[[ Supplied entries open ]]

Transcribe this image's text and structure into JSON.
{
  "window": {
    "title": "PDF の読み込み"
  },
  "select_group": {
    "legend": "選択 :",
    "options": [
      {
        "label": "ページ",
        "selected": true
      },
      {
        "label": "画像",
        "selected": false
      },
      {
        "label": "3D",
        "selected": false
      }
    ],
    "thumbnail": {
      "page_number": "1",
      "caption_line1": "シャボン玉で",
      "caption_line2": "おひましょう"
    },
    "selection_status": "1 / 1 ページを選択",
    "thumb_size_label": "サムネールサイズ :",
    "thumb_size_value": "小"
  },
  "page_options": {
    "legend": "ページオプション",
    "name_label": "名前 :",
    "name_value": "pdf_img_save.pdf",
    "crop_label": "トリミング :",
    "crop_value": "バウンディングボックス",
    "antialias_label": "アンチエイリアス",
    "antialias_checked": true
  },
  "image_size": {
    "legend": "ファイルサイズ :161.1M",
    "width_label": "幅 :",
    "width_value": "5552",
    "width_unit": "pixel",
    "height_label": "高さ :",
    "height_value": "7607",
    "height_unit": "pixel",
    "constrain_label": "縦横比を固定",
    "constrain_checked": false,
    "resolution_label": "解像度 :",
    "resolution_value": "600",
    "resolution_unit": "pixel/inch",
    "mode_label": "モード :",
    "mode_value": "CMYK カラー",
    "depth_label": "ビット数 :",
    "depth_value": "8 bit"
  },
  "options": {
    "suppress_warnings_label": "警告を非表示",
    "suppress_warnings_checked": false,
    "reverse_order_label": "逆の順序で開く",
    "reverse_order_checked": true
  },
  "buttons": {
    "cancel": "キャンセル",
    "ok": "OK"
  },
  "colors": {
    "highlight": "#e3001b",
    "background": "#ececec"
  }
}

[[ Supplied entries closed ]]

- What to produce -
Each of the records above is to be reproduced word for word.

- Solution below -
Transcribe this image's text and structure into JSON.
{
  "window": {
    "title": "PDF の読み込み"
  },
  "select_group": {
    "legend": "選択 :",
    "options": [
      {
        "label": "ページ",
        "selected": true
      },
      {
        "label": "画像",
        "selected": false
      },
      {
        "label": "3D",
        "selected": false
      }
    ],
    "thumbnail": {
      "page_number": "1",
      "caption_line1": "シャボン玉で",
      "caption_line2": "おひましょう"
    },
    "selection_status": "1 / 1 ページを選択",
    "thumb_size_label": "サムネールサイズ :",
    "thumb_size_value": "小"
  },
  "page_options": {
    "legend": "ページオプション",
    "name_label": "名前 :",
    "name_value": "pdf_img_save.pdf",
    "crop_label": "トリミング :",
    "crop_value": "バウンディングボックス",
    "antialias_label": "アンチエイリアス",
    "antialias_checked": true
  },
  "image_size": {
    "legend": "ファイルサイズ :161.1M",
    "width_label": "幅 :",
    "width_value": "5552",
    "width_unit": "pixel",
    "height_label": "高さ :",
    "height_value": "7607",
    "height_unit": "pixel",
    "constrain_label": "縦横比を固定",
    "constrain_checked": false,
    "resolution_label": "解像度 :",
    "resolution_value": "600",
    "resolution_unit": "pixel/inch",
    "mode_label": "モード :",
    "mode_value": "CMYK カラー",
    "depth_label": "ビット数 :",
    "depth_value": "8 bit"
  },
  "options": {
    "suppress_warnings_label": "警告を非表示",
    "suppress_warnings_checked": false,
    "reverse_order_label": "逆の順序で開く",
    "reverse_order_checked": true
  },
  "buttons": {
    "cancel": "キャンセル",
    "ok": "OK"
  },
  "colors": {
    "highlight": "#e3001b",
    "background": "#ececec"
  }
}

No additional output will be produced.